## MATERIAL FOR THIS EXERCISE

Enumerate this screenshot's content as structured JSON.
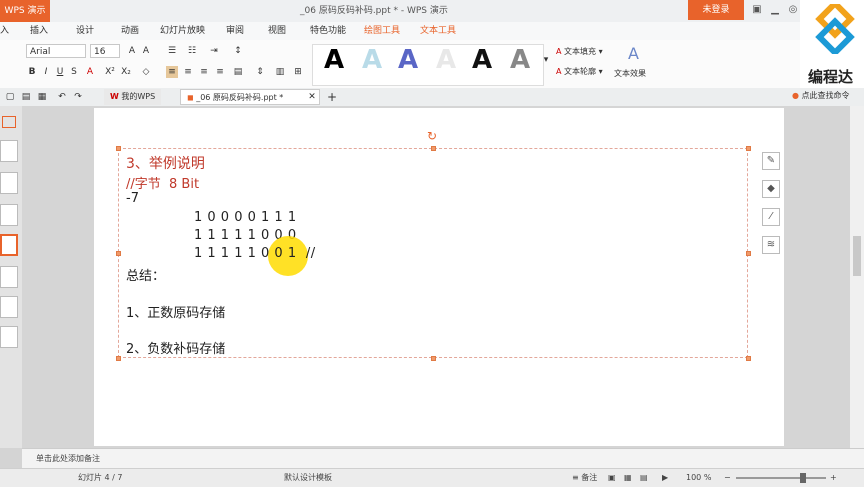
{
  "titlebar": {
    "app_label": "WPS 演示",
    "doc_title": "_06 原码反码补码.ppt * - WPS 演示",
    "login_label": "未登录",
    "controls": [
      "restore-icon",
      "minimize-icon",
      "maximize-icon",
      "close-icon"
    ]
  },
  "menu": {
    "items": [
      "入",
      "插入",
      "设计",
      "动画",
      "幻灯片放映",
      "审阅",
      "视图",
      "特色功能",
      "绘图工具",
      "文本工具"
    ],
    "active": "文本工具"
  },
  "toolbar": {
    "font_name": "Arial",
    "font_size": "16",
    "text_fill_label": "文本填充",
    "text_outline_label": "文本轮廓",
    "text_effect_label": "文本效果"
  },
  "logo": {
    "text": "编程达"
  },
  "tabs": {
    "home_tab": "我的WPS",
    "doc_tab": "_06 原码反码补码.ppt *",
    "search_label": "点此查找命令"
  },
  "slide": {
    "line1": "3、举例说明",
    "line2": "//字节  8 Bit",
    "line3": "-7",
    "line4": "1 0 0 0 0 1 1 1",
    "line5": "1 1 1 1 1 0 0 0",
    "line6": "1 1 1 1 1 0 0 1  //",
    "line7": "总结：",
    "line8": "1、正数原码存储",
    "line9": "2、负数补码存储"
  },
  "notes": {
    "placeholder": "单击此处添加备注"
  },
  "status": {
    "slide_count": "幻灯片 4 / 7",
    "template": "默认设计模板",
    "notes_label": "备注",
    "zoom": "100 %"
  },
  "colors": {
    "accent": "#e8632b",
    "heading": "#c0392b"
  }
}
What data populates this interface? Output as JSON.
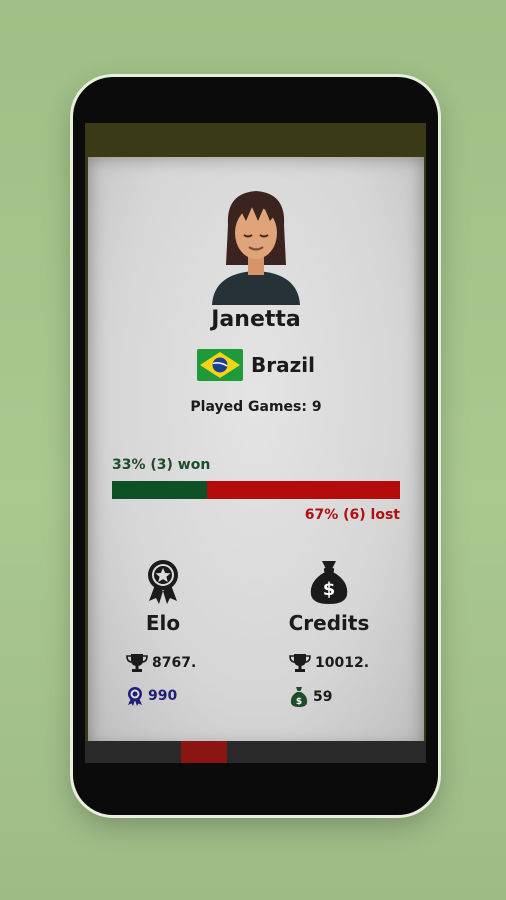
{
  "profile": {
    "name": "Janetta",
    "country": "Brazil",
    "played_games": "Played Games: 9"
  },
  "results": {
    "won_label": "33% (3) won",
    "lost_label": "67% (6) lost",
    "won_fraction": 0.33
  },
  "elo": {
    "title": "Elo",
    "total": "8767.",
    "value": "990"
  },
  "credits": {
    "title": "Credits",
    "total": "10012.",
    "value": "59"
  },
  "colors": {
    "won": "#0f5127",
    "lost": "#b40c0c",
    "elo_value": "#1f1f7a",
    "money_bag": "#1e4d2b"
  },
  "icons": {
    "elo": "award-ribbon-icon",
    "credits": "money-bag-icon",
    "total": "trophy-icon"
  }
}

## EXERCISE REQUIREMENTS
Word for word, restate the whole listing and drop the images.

## WORKED SOLUTION
Enumerate this screenshot's content as structured JSON.
{
  "titlebar": {
    "app_label": "WPS 演示",
    "doc_title": "_06 原码反码补码.ppt * - WPS 演示",
    "login_label": "未登录",
    "controls": [
      "restore-icon",
      "minimize-icon",
      "maximize-icon",
      "close-icon"
    ]
  },
  "menu": {
    "items": [
      "入",
      "插入",
      "设计",
      "动画",
      "幻灯片放映",
      "审阅",
      "视图",
      "特色功能",
      "绘图工具",
      "文本工具"
    ],
    "active": "文本工具"
  },
  "toolbar": {
    "font_name": "Arial",
    "font_size": "16",
    "text_fill_label": "文本填充",
    "text_outline_label": "文本轮廓",
    "text_effect_label": "文本效果"
  },
  "logo": {
    "text": "编程达"
  },
  "tabs": {
    "home_tab": "我的WPS",
    "doc_tab": "_06 原码反码补码.ppt *",
    "search_label": "点此查找命令"
  },
  "slide": {
    "line1": "3、举例说明",
    "line2": "//字节  8 Bit",
    "line3": "-7",
    "line4": "1 0 0 0 0 1 1 1",
    "line5": "1 1 1 1 1 0 0 0",
    "line6": "1 1 1 1 1 0 0 1  //",
    "line7": "总结：",
    "line8": "1、正数原码存储",
    "line9": "2、负数补码存储"
  },
  "notes": {
    "placeholder": "单击此处添加备注"
  },
  "status": {
    "slide_count": "幻灯片 4 / 7",
    "template": "默认设计模板",
    "notes_label": "备注",
    "zoom": "100 %"
  },
  "colors": {
    "accent": "#e8632b",
    "heading": "#c0392b"
  }
}
What data populates this interface? Output as JSON.
{
  "profile": {
    "name": "Janetta",
    "country": "Brazil",
    "played_games": "Played Games: 9"
  },
  "results": {
    "won_label": "33% (3) won",
    "lost_label": "67% (6) lost",
    "won_fraction": 0.33
  },
  "elo": {
    "title": "Elo",
    "total": "8767.",
    "value": "990"
  },
  "credits": {
    "title": "Credits",
    "total": "10012.",
    "value": "59"
  },
  "colors": {
    "won": "#0f5127",
    "lost": "#b40c0c",
    "elo_value": "#1f1f7a",
    "money_bag": "#1e4d2b"
  },
  "icons": {
    "elo": "award-ribbon-icon",
    "credits": "money-bag-icon",
    "total": "trophy-icon"
  }
}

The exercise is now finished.